Data for this task Start Marker
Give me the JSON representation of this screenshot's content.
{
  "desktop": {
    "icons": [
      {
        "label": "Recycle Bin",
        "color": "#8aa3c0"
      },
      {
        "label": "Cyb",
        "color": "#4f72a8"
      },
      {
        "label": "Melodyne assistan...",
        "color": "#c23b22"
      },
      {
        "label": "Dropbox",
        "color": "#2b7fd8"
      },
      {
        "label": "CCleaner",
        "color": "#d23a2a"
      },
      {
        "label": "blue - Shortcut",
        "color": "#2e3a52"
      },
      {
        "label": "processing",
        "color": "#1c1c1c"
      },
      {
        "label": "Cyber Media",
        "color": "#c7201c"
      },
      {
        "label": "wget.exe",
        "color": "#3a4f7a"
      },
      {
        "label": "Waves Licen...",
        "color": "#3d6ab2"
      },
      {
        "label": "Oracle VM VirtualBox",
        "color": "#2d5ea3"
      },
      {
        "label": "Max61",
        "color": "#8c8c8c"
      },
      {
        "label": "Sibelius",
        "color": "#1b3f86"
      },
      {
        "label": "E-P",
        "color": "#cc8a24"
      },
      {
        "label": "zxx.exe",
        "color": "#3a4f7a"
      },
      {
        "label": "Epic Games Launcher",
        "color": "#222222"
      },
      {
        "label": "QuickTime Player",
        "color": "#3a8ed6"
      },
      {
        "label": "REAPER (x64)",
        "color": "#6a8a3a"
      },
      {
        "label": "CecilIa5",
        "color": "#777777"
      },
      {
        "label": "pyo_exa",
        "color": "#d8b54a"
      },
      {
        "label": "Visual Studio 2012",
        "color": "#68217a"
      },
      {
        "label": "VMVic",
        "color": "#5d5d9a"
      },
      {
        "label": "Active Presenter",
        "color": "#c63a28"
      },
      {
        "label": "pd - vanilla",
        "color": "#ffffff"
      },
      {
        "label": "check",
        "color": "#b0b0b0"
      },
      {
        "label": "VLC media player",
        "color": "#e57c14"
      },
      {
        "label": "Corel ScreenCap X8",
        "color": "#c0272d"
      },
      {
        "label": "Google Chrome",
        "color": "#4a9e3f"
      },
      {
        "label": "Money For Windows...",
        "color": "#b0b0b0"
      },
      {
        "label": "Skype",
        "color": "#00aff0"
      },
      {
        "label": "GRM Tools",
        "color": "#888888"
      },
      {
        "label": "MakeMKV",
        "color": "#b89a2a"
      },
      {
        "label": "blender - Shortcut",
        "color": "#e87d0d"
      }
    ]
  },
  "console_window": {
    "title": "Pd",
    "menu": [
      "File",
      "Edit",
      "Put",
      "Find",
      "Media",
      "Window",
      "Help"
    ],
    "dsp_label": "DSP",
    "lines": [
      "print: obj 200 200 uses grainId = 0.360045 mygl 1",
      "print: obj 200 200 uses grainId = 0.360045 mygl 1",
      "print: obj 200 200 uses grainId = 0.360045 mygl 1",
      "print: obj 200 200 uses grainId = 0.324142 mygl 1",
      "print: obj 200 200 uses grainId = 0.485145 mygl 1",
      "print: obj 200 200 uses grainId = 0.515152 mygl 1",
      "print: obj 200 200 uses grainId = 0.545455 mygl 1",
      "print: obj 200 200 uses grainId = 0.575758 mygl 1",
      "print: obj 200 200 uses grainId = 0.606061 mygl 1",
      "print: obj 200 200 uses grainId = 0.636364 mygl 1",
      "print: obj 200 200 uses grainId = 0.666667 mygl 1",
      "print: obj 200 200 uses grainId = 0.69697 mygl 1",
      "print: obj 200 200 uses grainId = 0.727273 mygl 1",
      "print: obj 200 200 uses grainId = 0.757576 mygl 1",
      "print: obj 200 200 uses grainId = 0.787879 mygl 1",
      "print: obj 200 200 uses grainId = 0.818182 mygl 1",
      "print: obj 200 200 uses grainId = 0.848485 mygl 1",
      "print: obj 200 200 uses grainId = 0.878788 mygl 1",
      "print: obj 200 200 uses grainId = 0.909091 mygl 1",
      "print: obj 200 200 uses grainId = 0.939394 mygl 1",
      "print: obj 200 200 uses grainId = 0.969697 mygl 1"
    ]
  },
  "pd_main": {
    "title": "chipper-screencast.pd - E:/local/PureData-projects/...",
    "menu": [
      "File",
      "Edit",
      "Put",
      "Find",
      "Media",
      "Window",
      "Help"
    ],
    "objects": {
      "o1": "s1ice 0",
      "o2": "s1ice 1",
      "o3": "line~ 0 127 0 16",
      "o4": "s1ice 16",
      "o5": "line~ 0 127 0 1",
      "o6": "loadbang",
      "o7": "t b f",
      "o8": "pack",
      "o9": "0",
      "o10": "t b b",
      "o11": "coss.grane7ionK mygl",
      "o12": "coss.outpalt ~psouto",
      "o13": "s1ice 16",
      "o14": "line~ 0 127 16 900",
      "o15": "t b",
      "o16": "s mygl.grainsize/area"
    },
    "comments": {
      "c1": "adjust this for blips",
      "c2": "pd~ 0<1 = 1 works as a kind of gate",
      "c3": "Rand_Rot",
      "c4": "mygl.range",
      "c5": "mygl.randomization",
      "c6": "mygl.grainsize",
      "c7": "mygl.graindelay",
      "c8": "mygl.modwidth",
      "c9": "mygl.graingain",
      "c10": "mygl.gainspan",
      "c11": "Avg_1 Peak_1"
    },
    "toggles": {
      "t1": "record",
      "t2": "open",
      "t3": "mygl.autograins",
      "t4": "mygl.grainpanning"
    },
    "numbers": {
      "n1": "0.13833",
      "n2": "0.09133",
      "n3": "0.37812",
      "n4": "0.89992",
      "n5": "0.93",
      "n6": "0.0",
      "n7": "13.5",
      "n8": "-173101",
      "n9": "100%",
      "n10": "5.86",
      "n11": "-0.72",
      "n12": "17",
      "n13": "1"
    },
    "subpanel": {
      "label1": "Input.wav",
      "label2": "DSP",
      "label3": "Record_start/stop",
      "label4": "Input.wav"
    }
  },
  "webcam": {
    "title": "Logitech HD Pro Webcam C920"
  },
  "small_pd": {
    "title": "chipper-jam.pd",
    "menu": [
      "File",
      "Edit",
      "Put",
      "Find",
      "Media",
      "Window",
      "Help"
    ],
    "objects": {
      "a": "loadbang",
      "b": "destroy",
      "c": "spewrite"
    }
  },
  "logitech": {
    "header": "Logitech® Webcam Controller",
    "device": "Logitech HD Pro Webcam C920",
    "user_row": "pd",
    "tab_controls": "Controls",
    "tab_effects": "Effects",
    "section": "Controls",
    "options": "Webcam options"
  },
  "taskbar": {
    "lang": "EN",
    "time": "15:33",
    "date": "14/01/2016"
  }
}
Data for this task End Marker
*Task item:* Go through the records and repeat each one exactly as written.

*Written solution:*
Give me the JSON representation of this screenshot's content.
{
  "desktop": {
    "icons": [
      {
        "label": "Recycle Bin",
        "color": "#8aa3c0"
      },
      {
        "label": "Cyb",
        "color": "#4f72a8"
      },
      {
        "label": "Melodyne assistan...",
        "color": "#c23b22"
      },
      {
        "label": "Dropbox",
        "color": "#2b7fd8"
      },
      {
        "label": "CCleaner",
        "color": "#d23a2a"
      },
      {
        "label": "blue - Shortcut",
        "color": "#2e3a52"
      },
      {
        "label": "processing",
        "color": "#1c1c1c"
      },
      {
        "label": "Cyber Media",
        "color": "#c7201c"
      },
      {
        "label": "wget.exe",
        "color": "#3a4f7a"
      },
      {
        "label": "Waves Licen...",
        "color": "#3d6ab2"
      },
      {
        "label": "Oracle VM VirtualBox",
        "color": "#2d5ea3"
      },
      {
        "label": "Max61",
        "color": "#8c8c8c"
      },
      {
        "label": "Sibelius",
        "color": "#1b3f86"
      },
      {
        "label": "E-P",
        "color": "#cc8a24"
      },
      {
        "label": "zxx.exe",
        "color": "#3a4f7a"
      },
      {
        "label": "Epic Games Launcher",
        "color": "#222222"
      },
      {
        "label": "QuickTime Player",
        "color": "#3a8ed6"
      },
      {
        "label": "REAPER (x64)",
        "color": "#6a8a3a"
      },
      {
        "label": "CecilIa5",
        "color": "#777777"
      },
      {
        "label": "pyo_exa",
        "color": "#d8b54a"
      },
      {
        "label": "Visual Studio 2012",
        "color": "#68217a"
      },
      {
        "label": "VMVic",
        "color": "#5d5d9a"
      },
      {
        "label": "Active Presenter",
        "color": "#c63a28"
      },
      {
        "label": "pd - vanilla",
        "color": "#ffffff"
      },
      {
        "label": "check",
        "color": "#b0b0b0"
      },
      {
        "label": "VLC media player",
        "color": "#e57c14"
      },
      {
        "label": "Corel ScreenCap X8",
        "color": "#c0272d"
      },
      {
        "label": "Google Chrome",
        "color": "#4a9e3f"
      },
      {
        "label": "Money For Windows...",
        "color": "#b0b0b0"
      },
      {
        "label": "Skype",
        "color": "#00aff0"
      },
      {
        "label": "GRM Tools",
        "color": "#888888"
      },
      {
        "label": "MakeMKV",
        "color": "#b89a2a"
      },
      {
        "label": "blender - Shortcut",
        "color": "#e87d0d"
      }
    ]
  },
  "console_window": {
    "title": "Pd",
    "menu": [
      "File",
      "Edit",
      "Put",
      "Find",
      "Media",
      "Window",
      "Help"
    ],
    "dsp_label": "DSP",
    "lines": [
      "print: obj 200 200 uses grainId = 0.360045 mygl 1",
      "print: obj 200 200 uses grainId = 0.360045 mygl 1",
      "print: obj 200 200 uses grainId = 0.360045 mygl 1",
      "print: obj 200 200 uses grainId = 0.324142 mygl 1",
      "print: obj 200 200 uses grainId = 0.485145 mygl 1",
      "print: obj 200 200 uses grainId = 0.515152 mygl 1",
      "print: obj 200 200 uses grainId = 0.545455 mygl 1",
      "print: obj 200 200 uses grainId = 0.575758 mygl 1",
      "print: obj 200 200 uses grainId = 0.606061 mygl 1",
      "print: obj 200 200 uses grainId = 0.636364 mygl 1",
      "print: obj 200 200 uses grainId = 0.666667 mygl 1",
      "print: obj 200 200 uses grainId = 0.69697 mygl 1",
      "print: obj 200 200 uses grainId = 0.727273 mygl 1",
      "print: obj 200 200 uses grainId = 0.757576 mygl 1",
      "print: obj 200 200 uses grainId = 0.787879 mygl 1",
      "print: obj 200 200 uses grainId = 0.818182 mygl 1",
      "print: obj 200 200 uses grainId = 0.848485 mygl 1",
      "print: obj 200 200 uses grainId = 0.878788 mygl 1",
      "print: obj 200 200 uses grainId = 0.909091 mygl 1",
      "print: obj 200 200 uses grainId = 0.939394 mygl 1",
      "print: obj 200 200 uses grainId = 0.969697 mygl 1"
    ]
  },
  "pd_main": {
    "title": "chipper-screencast.pd - E:/local/PureData-projects/...",
    "menu": [
      "File",
      "Edit",
      "Put",
      "Find",
      "Media",
      "Window",
      "Help"
    ],
    "objects": {
      "o1": "s1ice 0",
      "o2": "s1ice 1",
      "o3": "line~ 0 127 0 16",
      "o4": "s1ice 16",
      "o5": "line~ 0 127 0 1",
      "o6": "loadbang",
      "o7": "t b f",
      "o8": "pack",
      "o9": "0",
      "o10": "t b b",
      "o11": "coss.grane7ionK mygl",
      "o12": "coss.outpalt ~psouto",
      "o13": "s1ice 16",
      "o14": "line~ 0 127 16 900",
      "o15": "t b",
      "o16": "s mygl.grainsize/area"
    },
    "comments": {
      "c1": "adjust this for blips",
      "c2": "pd~ 0<1 = 1 works as a kind of gate",
      "c3": "Rand_Rot",
      "c4": "mygl.range",
      "c5": "mygl.randomization",
      "c6": "mygl.grainsize",
      "c7": "mygl.graindelay",
      "c8": "mygl.modwidth",
      "c9": "mygl.graingain",
      "c10": "mygl.gainspan",
      "c11": "Avg_1 Peak_1"
    },
    "toggles": {
      "t1": "record",
      "t2": "open",
      "t3": "mygl.autograins",
      "t4": "mygl.grainpanning"
    },
    "numbers": {
      "n1": "0.13833",
      "n2": "0.09133",
      "n3": "0.37812",
      "n4": "0.89992",
      "n5": "0.93",
      "n6": "0.0",
      "n7": "13.5",
      "n8": "-173101",
      "n9": "100%",
      "n10": "5.86",
      "n11": "-0.72",
      "n12": "17",
      "n13": "1"
    },
    "subpanel": {
      "label1": "Input.wav",
      "label2": "DSP",
      "label3": "Record_start/stop",
      "label4": "Input.wav"
    }
  },
  "webcam": {
    "title": "Logitech HD Pro Webcam C920"
  },
  "small_pd": {
    "title": "chipper-jam.pd",
    "menu": [
      "File",
      "Edit",
      "Put",
      "Find",
      "Media",
      "Window",
      "Help"
    ],
    "objects": {
      "a": "loadbang",
      "b": "destroy",
      "c": "spewrite"
    }
  },
  "logitech": {
    "header": "Logitech® Webcam Controller",
    "device": "Logitech HD Pro Webcam C920",
    "user_row": "pd",
    "tab_controls": "Controls",
    "tab_effects": "Effects",
    "section": "Controls",
    "options": "Webcam options"
  },
  "taskbar": {
    "lang": "EN",
    "time": "15:33",
    "date": "14/01/2016"
  }
}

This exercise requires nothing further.